Concrete-lined earthen reservoir
Lined earthen reservoirs can be built in natural depressions, or constructed by excavating and building a dam around the reservoir. If possible, the quantities of excavation and refill are kept nearly identical, to minimize the amount of work. The inner and outer walls of such a reservoir are always sloped, and inlets and outlets are installed during the earthwork. The walls and bottom of the reservoir must be compacted, especially the parts made by refilling. The inside of the reservoir is waterproofed by a lining of concrete, which is usually poured on-site in large slabs. The slab size is limited by the ability of the concrete slab to support its own weight when it is moved into place during construction of the reservoir. Once in place, the slabs are connected by a sealing of waterproof material. More recently, reservoirs have been constructed using a single slab of concrete, using ferrocement technology. Linings can also be made of clay, loam or plastic.
Volume of reservoir: From a few cubic metres to many thousands.
Uses: De-silting and storing raw water.
Resilience to changes in the environment
Effects of drought: Badly made concrete and cracked linings (e.g. in tanks, dams, waterways, wells, and other structures).
Underlying causes of effects: Less water used for curing; Impure water used for mixing.
To increase resiliency of WASH system: Ensure adequate mixing, ratios, purity of ingredients; Minimize water content in mixture; Ensure adequate curing.
For more information on drought: Resilient WASH systems in drought-prone areas
Construction, operations and maintenance
Operation of a reservoir consists of opening and closing the inlet and outlet valves and sluices, according to water need in the system and water quality at the inlet. The valves and sluices should be opened and closed at least every two months to prevent them sticking. At least once a year, the reservoir should be emptied of sediment and cleaned, and the lining inspected and disinfected with chlorine. Cracks or other damage to the lining should be repaired. Usually, the cleaning of a reservoir is a communal activity, which can be organized by a water committee that coordinates all the activities related to the system. An individual living near the reservoir can be assigned the job of caretaker.
- Brikke, François, and Bredero, Maarten. Linking technology choice with operation and maintenance in the context of community water supply and sanitation: A reference document for planners and project staff or (alternative link). World Health Organization and IRC Water and Sanitation Centre. Geneva, Switzerland 2003.

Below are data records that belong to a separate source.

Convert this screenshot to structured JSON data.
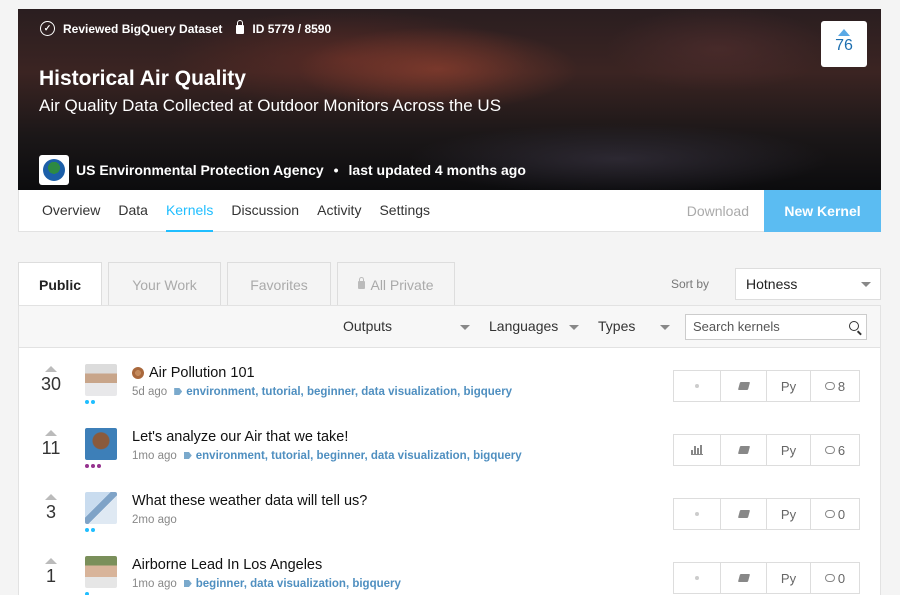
{
  "dataset": {
    "badge_reviewed": "Reviewed BigQuery Dataset",
    "badge_id": "ID 5779 / 8590",
    "title": "Historical Air Quality",
    "subtitle": "Air Quality Data Collected at Outdoor Monitors Across the US",
    "owner": "US Environmental Protection Agency",
    "separator": "•",
    "updated": "last updated 4 months ago",
    "votes": "76"
  },
  "nav": {
    "tabs": [
      "Overview",
      "Data",
      "Kernels",
      "Discussion",
      "Activity",
      "Settings"
    ],
    "active_tab": "Kernels",
    "download": "Download",
    "new_kernel": "New Kernel"
  },
  "kernels_tabs": {
    "public": "Public",
    "your_work": "Your Work",
    "favorites": "Favorites",
    "all_private": "All Private"
  },
  "sort": {
    "label": "Sort by",
    "value": "Hotness"
  },
  "filters": {
    "outputs": "Outputs",
    "languages": "Languages",
    "types": "Types",
    "search_placeholder": "Search kernels"
  },
  "kernels": [
    {
      "votes": "30",
      "title": "Air Pollution 101",
      "medal": true,
      "age": "5d ago",
      "tags": "environment, tutorial, beginner, data visualization, bigquery",
      "output_icon": "dot",
      "language": "Py",
      "comments": "8",
      "tier_color": "#20beff",
      "tier_dots": 2
    },
    {
      "votes": "11",
      "title": "Let's analyze our Air that we take!",
      "medal": false,
      "age": "1mo ago",
      "tags": "environment, tutorial, beginner, data visualization, bigquery",
      "output_icon": "bar-chart",
      "language": "Py",
      "comments": "6",
      "tier_color": "#96338f",
      "tier_dots": 3
    },
    {
      "votes": "3",
      "title": "What these weather data will tell us?",
      "medal": false,
      "age": "2mo ago",
      "tags": "",
      "output_icon": "dot",
      "language": "Py",
      "comments": "0",
      "tier_color": "#20beff",
      "tier_dots": 2
    },
    {
      "votes": "1",
      "title": "Airborne Lead In Los Angeles",
      "medal": false,
      "age": "1mo ago",
      "tags": "beginner, data visualization, bigquery",
      "output_icon": "dot",
      "language": "Py",
      "comments": "0",
      "tier_color": "#20beff",
      "tier_dots": 1
    }
  ],
  "colors": {
    "accent": "#20beff",
    "new_kernel_bg": "#5bbcf2",
    "tag": "#4f8fc0"
  },
  "icons": [
    "check-circle-icon",
    "lock-icon",
    "epa-logo",
    "search-icon",
    "tag-icon",
    "medal-icon",
    "notebook-icon",
    "comment-icon",
    "chevron-down-icon"
  ]
}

- CARE Nederland, Desk Study: Resilient WASH systems in drought-prone areas. October 2010.